Publishers Weekly® Reviews
- Reviewed in: Publishers Weekly, page .
- Review Date: 2013-05-27
- Reviewer: Staff
Few events are as tragic as the loss of a child, especially when the circumstances are unclear. In Leavitt's story of 1950's suburbia, discord strikes when divorced working mother Ava Lark moves in. Although the neighborhood closes ranks against Ava, her 12-year old son Lewis finds two friends: Jimmy and Rose, siblings marginally more acceptable because their father is dead. When Jimmy dis-appears, a neighborhood gripped by the paranoia of the era mobilizes to search for Jimmy, but there are those who suspect Ava since Jimmy frequented her home.

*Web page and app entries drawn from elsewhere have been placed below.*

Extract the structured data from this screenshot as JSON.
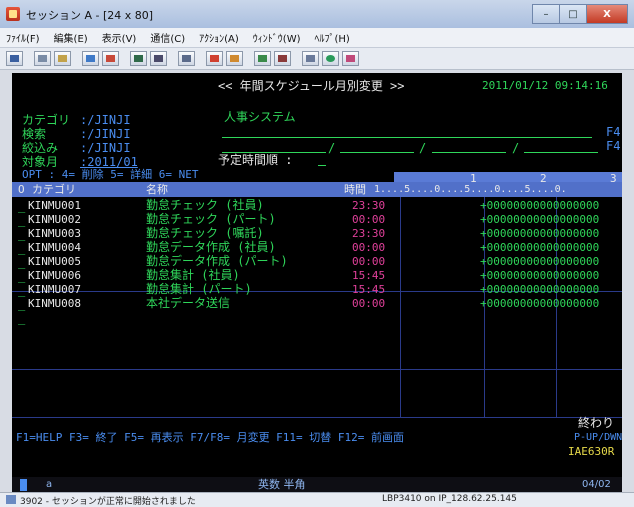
{
  "window": {
    "title": "セッション A - [24 x 80]",
    "buttons": [
      "–",
      "□",
      "X"
    ]
  },
  "menu": [
    "ﾌｧｲﾙ(F)",
    "編集(E)",
    "表示(V)",
    "通信(C)",
    "ｱｸｼｮﾝ(A)",
    "ｳｨﾝﾄﾞｳ(W)",
    "ﾍﾙﾌﾟ(H)"
  ],
  "screen": {
    "title": "<< 年間スケジュール月別変更 >>",
    "datetime": "2011/01/12 09:14:16",
    "fields": {
      "category_label": "カテゴリ",
      "category_value": ":/JINJI",
      "category_name": "人事システム",
      "search_label": "検索",
      "search_value": ":/JINJI",
      "filter_label": "絞込み",
      "filter_value": ":/JINJI",
      "target_label": "対象月",
      "target_value": ":2011/01",
      "planned_label": "予定時間順 :",
      "right_hint_1": "F4",
      "right_hint_2": "F4"
    },
    "opt_line": "OPT : 4= 削除 5= 詳細 6= NET",
    "ruler": {
      "top": [
        "1",
        "2",
        "3"
      ],
      "bottom": "1....5....0....5....0....5....0."
    },
    "columns": {
      "o": "O",
      "category": "カテゴリ",
      "name": "名称",
      "time": "時間"
    },
    "rows": [
      {
        "code": "KINMU001",
        "name": "勤怠チェック (社員)",
        "time": "23:30",
        "pattern": "+00000000000000000"
      },
      {
        "code": "KINMU002",
        "name": "勤怠チェック (パート)",
        "time": "00:00",
        "pattern": "+00000000000000000"
      },
      {
        "code": "KINMU003",
        "name": "勤怠チェック (嘱託)",
        "time": "23:30",
        "pattern": "+00000000000000000"
      },
      {
        "code": "KINMU004",
        "name": "勤怠データ作成 (社員)",
        "time": "00:00",
        "pattern": "+00000000000000000"
      },
      {
        "code": "KINMU005",
        "name": "勤怠データ作成 (パート)",
        "time": "00:00",
        "pattern": "+00000000000000000"
      },
      {
        "code": "KINMU006",
        "name": "勤怠集計 (社員)",
        "time": "15:45",
        "pattern": "+00000000000000000"
      },
      {
        "code": "KINMU007",
        "name": "勤怠集計 (パート)",
        "time": "15:45",
        "pattern": "+00000000000000000"
      },
      {
        "code": "KINMU008",
        "name": "本社データ送信",
        "time": "00:00",
        "pattern": "+00000000000000000"
      }
    ],
    "end_label": "終わり",
    "fkeys": "F1=HELP  F3= 終了  F5= 再表示  F7/F8= 月変更  F11= 切替  F12= 前画面",
    "fkeys_right": "P-UP/DWN",
    "screen_id": "IAE630R",
    "status_left": "a",
    "status_mid": "英数 半角",
    "status_right": "04/02"
  },
  "statusbar": {
    "message": "3902 - セッションが正常に開始されました",
    "connection": "LBP3410 on IP_128.62.25.145"
  }
}
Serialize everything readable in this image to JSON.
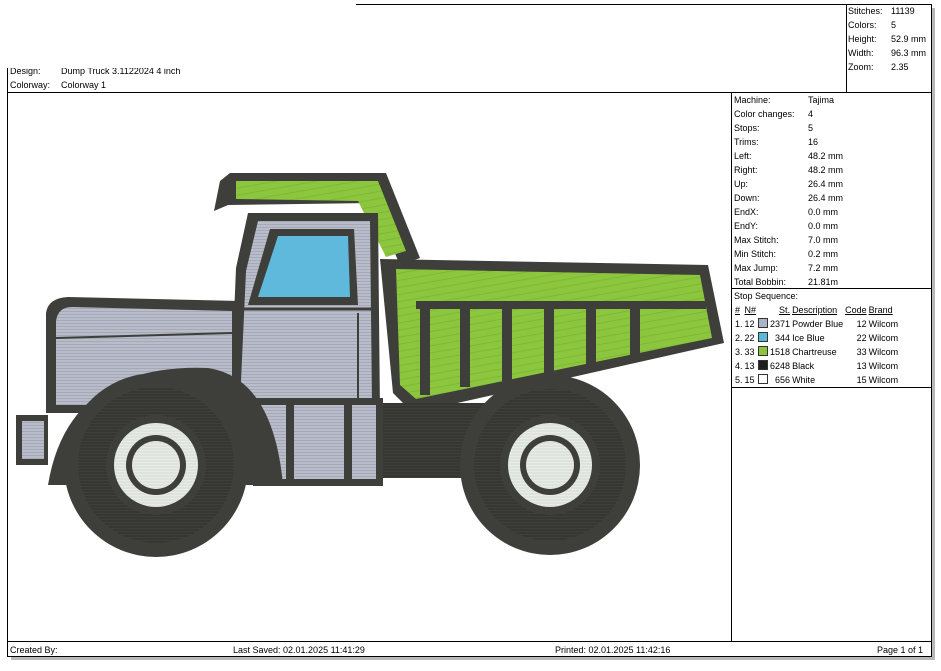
{
  "header": {
    "design_label": "Design:",
    "design_value": "Dump Truck 3.1122024 4 inch",
    "colorway_label": "Colorway:",
    "colorway_value": "Colorway 1"
  },
  "summary": [
    {
      "label": "Stitches:",
      "value": "11139"
    },
    {
      "label": "Colors:",
      "value": "5"
    },
    {
      "label": "Height:",
      "value": "52.9 mm"
    },
    {
      "label": "Width:",
      "value": "96.3 mm"
    },
    {
      "label": "Zoom:",
      "value": "2.35"
    }
  ],
  "machine_info": [
    {
      "label": "Machine:",
      "value": "Tajima"
    },
    {
      "label": "Color changes:",
      "value": "4"
    },
    {
      "label": "Stops:",
      "value": "5"
    },
    {
      "label": "Trims:",
      "value": "16"
    },
    {
      "label": "Left:",
      "value": "48.2 mm"
    },
    {
      "label": "Right:",
      "value": "48.2 mm"
    },
    {
      "label": "Up:",
      "value": "26.4 mm"
    },
    {
      "label": "Down:",
      "value": "26.4 mm"
    },
    {
      "label": "EndX:",
      "value": "0.0 mm"
    },
    {
      "label": "EndY:",
      "value": "0.0 mm"
    },
    {
      "label": "Max Stitch:",
      "value": "7.0 mm"
    },
    {
      "label": "Min Stitch:",
      "value": "0.2 mm"
    },
    {
      "label": "Max Jump:",
      "value": "7.2 mm"
    },
    {
      "label": "Total Bobbin:",
      "value": "21.81m"
    }
  ],
  "stop_sequence": {
    "title": "Stop Sequence:",
    "headers": {
      "num": "#",
      "n": "N#",
      "st": "St.",
      "description": "Description",
      "code": "Code",
      "brand": "Brand"
    },
    "rows": [
      {
        "num": "1.",
        "n": "12",
        "color": "#a9b4c8",
        "st": "2371",
        "description": "Powder Blue",
        "code": "12",
        "brand": "Wilcom"
      },
      {
        "num": "2.",
        "n": "22",
        "color": "#5bb8d8",
        "st": "344",
        "description": "Ice Blue",
        "code": "22",
        "brand": "Wilcom"
      },
      {
        "num": "3.",
        "n": "33",
        "color": "#8cc63f",
        "st": "1518",
        "description": "Chartreuse",
        "code": "33",
        "brand": "Wilcom"
      },
      {
        "num": "4.",
        "n": "13",
        "color": "#1f1f1f",
        "st": "6248",
        "description": "Black",
        "code": "13",
        "brand": "Wilcom"
      },
      {
        "num": "5.",
        "n": "15",
        "color": "#ffffff",
        "st": "656",
        "description": "White",
        "code": "15",
        "brand": "Wilcom"
      }
    ]
  },
  "footer": {
    "created_by": "Created By:",
    "last_saved": "Last Saved: 02.01.2025 11:41:29",
    "printed": "Printed: 02.01.2025 11:42:16",
    "page": "Page 1 of 1"
  },
  "colors": {
    "truck_body": "#b9bcc9",
    "window": "#5fb9dc",
    "dump_bed": "#8cc63f",
    "outline": "#3e3f3a",
    "hubcap": "#e8ece8"
  }
}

Already yearning for his father, Lewis withdraws into himself as Jimmy fails to materialize, and abandonment is complete when Rose and her mother move away. An eight-year temporal leap finds Lewis working at a hospital in a different state and Rose teaching elementary school, though neither remain in contact. Leavitt (Pictures of You), known for her ability to plumb the depths of human emotions, reveals the far-reaching effects of Jim-my's disappearance on the entire character of the neighborhood. Her real strength lies in her portrayal of grief's many manifestations in those most closely affected: Lewis, Rose, and the two mothers. Leavitt demonstrates through Lewis and Rose that without closure, the grief remains dormant yet re-tains its power. (May)
A child disappears behind the 1950s suburban facade
Ava Lark is different. She’s divorced, an unusual state of being in 1956, and one that the women at her part-time job and in her neighborhood treat as though it’s a contagious disease. And she’s Jewish, which leaves those same women feeling affronted when she declines to decorate for Christmas.
Ava struggles to believe that she deserves a happy life, even years after her husband, Brian, left her for a mistress. She blames herself for his departure, as does their son, Lewis. Ava makes his life worse, Lewis believes, by not dressing or acting like other mothers, whose fear of anyone different is only exacerbated by the Cold War. Lewis’ only solace is in his friends Rose and Jimmy, the other fatherless children on his suburban Boston street.
After 12-year-old Jimmy vanishes, his sister Rose, at age 13, joins Ava and Lewis in shouldering the blame for a loss that isn’t her fault. Rose’s mother is convinced that if Rose had been with her brother that afternoon, he would still be around. Lewis likewise regrets not meeting his friend at the appointed time on that fateful day.
Jimmy’s disappearance leaves those who were close to him questioning who they are and what they know to be true—questions that continue to haunt them years later. Both Lewis and Rose have held people at arm’s length, reluctant to let others into their lives for fear of sharing their past. Indeed, in Caroline Leavitt’s 10th novel, Is This Tomorrow, the past colors each moment in the characters’ present. As they attempt to discover what’s behind Jimmy’s disappearance and their resulting tumultuous lives, Rose, Lewis and Ava must retrace their steps to find understanding.
Leavitt’s compelling work explores how a tragedy casts a shadow—not only upon the days that immediately follow, but sometimes the rest of a life. Life isn’t always what we expect, a fact that is thoughtfully explored in this beautifully rendered tale.